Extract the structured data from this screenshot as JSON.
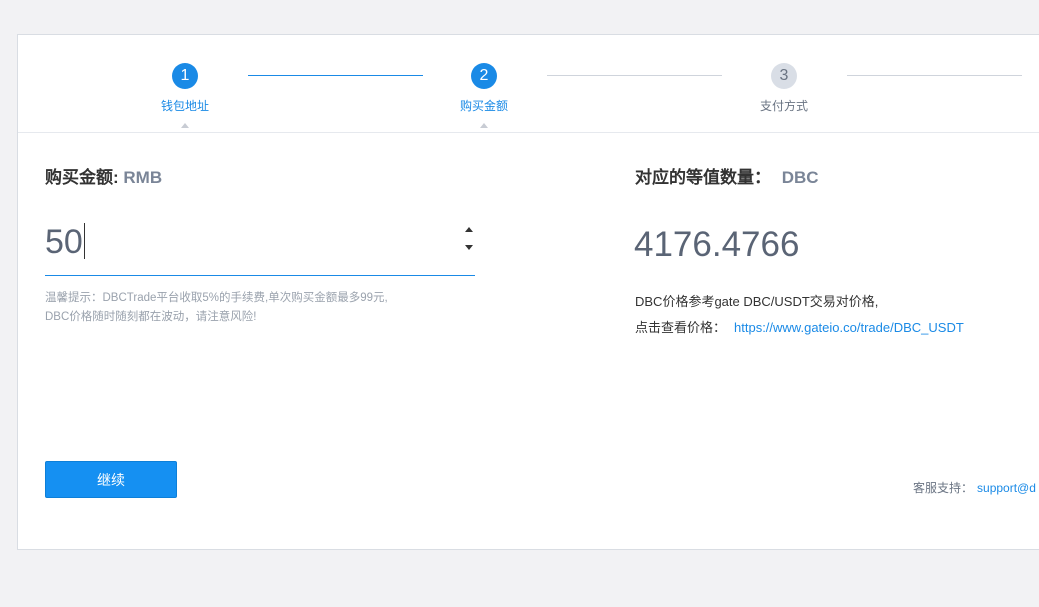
{
  "stepper": {
    "steps": [
      {
        "number": "1",
        "label": "钱包地址"
      },
      {
        "number": "2",
        "label": "购买金额"
      },
      {
        "number": "3",
        "label": "支付方式"
      }
    ]
  },
  "purchase": {
    "title": "购买金额:",
    "unit": "RMB",
    "amount": "50",
    "tip_line1": "温馨提示：DBCTrade平台收取5%的手续费,单次购买金额最多99元,",
    "tip_line2": "DBC价格随时随刻都在波动，请注意风险!",
    "continue_label": "继续"
  },
  "equivalent": {
    "title": "对应的等值数量：",
    "unit": "DBC",
    "quantity": "4176.4766",
    "ref_line1": "DBC价格参考gate DBC/USDT交易对价格,",
    "ref_line2_label": "点击查看价格：",
    "ref_link": "https://www.gateio.co/trade/DBC_USDT"
  },
  "support": {
    "label": "客服支持：",
    "email": "support@d"
  },
  "colors": {
    "accent": "#1a8ae6",
    "button": "#1590f2"
  }
}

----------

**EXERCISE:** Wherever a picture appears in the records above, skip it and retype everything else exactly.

**PROBLEM SOLUTION:**
Extract the structured data from this screenshot as JSON.
{
  "stepper": {
    "steps": [
      {
        "number": "1",
        "label": "钱包地址"
      },
      {
        "number": "2",
        "label": "购买金额"
      },
      {
        "number": "3",
        "label": "支付方式"
      }
    ]
  },
  "purchase": {
    "title": "购买金额:",
    "unit": "RMB",
    "amount": "50",
    "tip_line1": "温馨提示：DBCTrade平台收取5%的手续费,单次购买金额最多99元,",
    "tip_line2": "DBC价格随时随刻都在波动，请注意风险!",
    "continue_label": "继续"
  },
  "equivalent": {
    "title": "对应的等值数量：",
    "unit": "DBC",
    "quantity": "4176.4766",
    "ref_line1": "DBC价格参考gate DBC/USDT交易对价格,",
    "ref_line2_label": "点击查看价格：",
    "ref_link": "https://www.gateio.co/trade/DBC_USDT"
  },
  "support": {
    "label": "客服支持：",
    "email": "support@d"
  },
  "colors": {
    "accent": "#1a8ae6",
    "button": "#1590f2"
  }
}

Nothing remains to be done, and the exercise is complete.